EE: I have been in a brain block for the last several months, and it’s a direct result of stress. I thought that pushing this book meant coming up with new poetry to post every single day, and I did that for almost six months, in addition to curating for Pack Poetry, in addition to being a full time high school English teacher with 185 students a day. Around May, the words just stopped, and I’ve had a hard time getting them back, and to be honest, I think I’m just burned out. Prompts are very helpful, but for me, the only way to combat a nasty case of the blocks is to stop writing until it starts flowing again, and to try to reduce life stressors as much as possible.
RMMW: Do you have any artist rituals before starting a new piece?
EE: None! My poetry just pops into my head whenever it wants to be written!

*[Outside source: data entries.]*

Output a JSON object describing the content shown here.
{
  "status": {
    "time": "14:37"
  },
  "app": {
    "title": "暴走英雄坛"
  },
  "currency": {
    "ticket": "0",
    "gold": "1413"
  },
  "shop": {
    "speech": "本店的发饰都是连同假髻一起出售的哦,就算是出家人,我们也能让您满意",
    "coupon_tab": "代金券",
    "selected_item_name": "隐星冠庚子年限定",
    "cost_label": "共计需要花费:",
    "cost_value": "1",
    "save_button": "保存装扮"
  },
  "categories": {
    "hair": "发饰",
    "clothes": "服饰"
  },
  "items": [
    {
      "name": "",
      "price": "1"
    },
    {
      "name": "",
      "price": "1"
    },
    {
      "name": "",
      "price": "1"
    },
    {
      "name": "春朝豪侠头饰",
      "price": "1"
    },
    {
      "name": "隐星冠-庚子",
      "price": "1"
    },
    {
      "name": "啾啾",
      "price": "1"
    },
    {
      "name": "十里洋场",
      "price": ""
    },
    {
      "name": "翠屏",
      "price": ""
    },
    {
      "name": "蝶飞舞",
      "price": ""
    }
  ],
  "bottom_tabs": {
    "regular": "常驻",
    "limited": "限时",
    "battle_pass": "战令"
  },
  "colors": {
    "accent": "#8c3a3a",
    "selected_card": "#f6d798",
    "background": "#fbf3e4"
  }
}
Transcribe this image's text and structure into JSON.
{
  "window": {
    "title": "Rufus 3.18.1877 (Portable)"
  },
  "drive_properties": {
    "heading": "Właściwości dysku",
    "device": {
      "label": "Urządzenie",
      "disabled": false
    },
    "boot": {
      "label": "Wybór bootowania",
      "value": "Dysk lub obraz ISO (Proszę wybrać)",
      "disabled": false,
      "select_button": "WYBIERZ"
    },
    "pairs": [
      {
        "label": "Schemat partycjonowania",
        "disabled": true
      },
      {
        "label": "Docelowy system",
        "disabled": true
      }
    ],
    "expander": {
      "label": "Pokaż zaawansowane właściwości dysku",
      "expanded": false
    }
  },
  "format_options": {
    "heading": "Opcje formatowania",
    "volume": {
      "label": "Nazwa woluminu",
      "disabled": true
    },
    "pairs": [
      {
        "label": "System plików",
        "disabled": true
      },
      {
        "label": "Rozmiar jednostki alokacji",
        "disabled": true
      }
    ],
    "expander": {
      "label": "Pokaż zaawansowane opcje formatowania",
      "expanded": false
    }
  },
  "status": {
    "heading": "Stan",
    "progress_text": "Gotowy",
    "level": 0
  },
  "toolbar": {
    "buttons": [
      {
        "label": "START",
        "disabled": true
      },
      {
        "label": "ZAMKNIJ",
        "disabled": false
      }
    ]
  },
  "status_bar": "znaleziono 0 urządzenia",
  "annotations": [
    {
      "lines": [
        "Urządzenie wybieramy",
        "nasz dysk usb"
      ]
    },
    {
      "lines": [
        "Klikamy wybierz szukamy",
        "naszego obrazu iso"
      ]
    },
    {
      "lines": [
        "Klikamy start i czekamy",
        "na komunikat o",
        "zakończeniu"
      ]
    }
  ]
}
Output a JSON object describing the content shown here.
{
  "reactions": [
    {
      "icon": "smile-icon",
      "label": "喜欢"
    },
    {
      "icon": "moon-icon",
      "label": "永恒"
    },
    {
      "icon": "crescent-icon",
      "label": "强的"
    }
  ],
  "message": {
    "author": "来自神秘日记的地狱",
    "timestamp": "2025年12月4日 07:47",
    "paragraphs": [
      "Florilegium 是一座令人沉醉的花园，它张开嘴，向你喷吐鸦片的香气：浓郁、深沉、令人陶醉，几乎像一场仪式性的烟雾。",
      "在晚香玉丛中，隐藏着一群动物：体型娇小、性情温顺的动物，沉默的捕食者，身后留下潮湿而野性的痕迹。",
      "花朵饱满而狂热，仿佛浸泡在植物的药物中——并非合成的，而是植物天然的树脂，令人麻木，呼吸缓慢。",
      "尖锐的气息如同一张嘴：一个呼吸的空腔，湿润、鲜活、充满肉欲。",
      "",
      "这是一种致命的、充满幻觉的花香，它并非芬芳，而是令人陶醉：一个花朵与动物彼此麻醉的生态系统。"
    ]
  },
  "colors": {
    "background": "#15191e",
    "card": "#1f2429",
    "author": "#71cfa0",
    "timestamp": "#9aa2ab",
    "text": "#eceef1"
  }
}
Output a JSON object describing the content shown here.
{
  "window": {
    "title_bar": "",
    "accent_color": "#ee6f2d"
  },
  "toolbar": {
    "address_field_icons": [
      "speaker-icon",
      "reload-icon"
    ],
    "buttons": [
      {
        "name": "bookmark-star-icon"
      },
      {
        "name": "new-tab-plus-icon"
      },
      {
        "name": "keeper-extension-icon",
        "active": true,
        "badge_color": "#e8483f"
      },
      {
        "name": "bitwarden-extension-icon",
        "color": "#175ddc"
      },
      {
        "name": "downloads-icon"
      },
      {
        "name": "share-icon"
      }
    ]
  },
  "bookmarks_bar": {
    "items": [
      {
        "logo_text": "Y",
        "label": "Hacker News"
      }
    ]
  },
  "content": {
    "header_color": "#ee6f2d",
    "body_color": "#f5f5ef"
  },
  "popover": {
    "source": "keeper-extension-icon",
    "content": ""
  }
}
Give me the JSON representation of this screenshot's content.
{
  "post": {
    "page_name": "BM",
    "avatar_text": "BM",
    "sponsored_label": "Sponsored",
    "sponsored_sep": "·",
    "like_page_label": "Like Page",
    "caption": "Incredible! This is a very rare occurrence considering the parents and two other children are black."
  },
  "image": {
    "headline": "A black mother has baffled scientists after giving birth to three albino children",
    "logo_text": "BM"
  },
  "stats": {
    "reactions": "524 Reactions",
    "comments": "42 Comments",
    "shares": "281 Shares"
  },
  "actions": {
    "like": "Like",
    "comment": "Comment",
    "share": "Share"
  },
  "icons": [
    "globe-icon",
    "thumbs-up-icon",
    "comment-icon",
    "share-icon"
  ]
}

RMMW: Do you feel social media hinders or helps writers?
EE: Both. As I’ve said, it can be extremely intimidating and discouraging to see writers who you feel just blow you out of the water! But it’s also an awesome place to learn and to grow, to listen and to be heard, and to be exposed to styles and forms that one otherwise may never have the chance to explore.
RMMW: As a member of Pack Poetry, what is your favourite aspect of reading the work of other poets during live shows on Instagram?
EE: I’m not a live host, so I never know who’s going to be read until the day before, and I don’t know the pieces being read until they’re read. It’s very exciting to hear new works as they’re being read and to experience the feelings they evoke, and finding new poets to follow. I also love chatting with the viewers who pop in and getting to know them!
RMMW: Who are your favourite indie writers?
EE: Sarah Kay & Phil Kaye (are they still Indie?)
RMMW: What content are you in search of with regards to the poetry you curate and read live?
EE: Good rhythm and flow, content that has meaning, intelligent wording, and because I’m an English teacher and I just can’t help it, correct spelling and punctuation. (I’m sorry; that’s just me! I’m programmed—it’s kind of terrible!)
RMMW: What do you feel are some of the greatest challenges, that writers have to face literally everyday?
EE: Finding something new to say, and new ways to say it; being taken seriously as a writer and not becoming a little minnow in the sea of other authors; finding an audience and getting good exposure.
RMMW: At what age did you start writing poetry?
EE: I started late, around 20, and I wrote prolifically until I met my ex, and then it stopped for the whole of our relationship and then some: 13 years. (It was an abusive relationship and I lost a lot of what was me.) I just started writing again in the spring of 2018, and I wrote my entire book (253 poems) from late May to August 2018.
RMMW: People have constantly said to me throughout my life that any subject can not be made into a poem. I disagree, I think any subject can make a brilliant poem -- what do you think?
EE: I absolutely agree! I think that with creative thought, perspective, and wording, anything can be made into an incredible piece of work. We are artists, and I think we can find beauty and purpose in things that most would completely overlook. That’s our gift.
RMMW: Do you have any unfinished manuscripts that are going to make their way to publication fruition?
EE: I would like to publish another book of poetry, and I do have enough written, but I haven’t even attempted to put it together! I don’t have a purpose in my mind yet—I’ll keep writing until I know where I want it to go!
RMMW: Where is your favourite place to write?
EE: I don’t have a particular place, because they just come to me and kind of demand to be written, but I do like to write outside, preferably near woods or water!
RMMW: If you had a superpower what would it be?
EE: Can I pick two? I’m going to! First, I’d love to be a healer. But I’d also love to be a unstoppable badass like Jean Grey and control the whole world with my mind.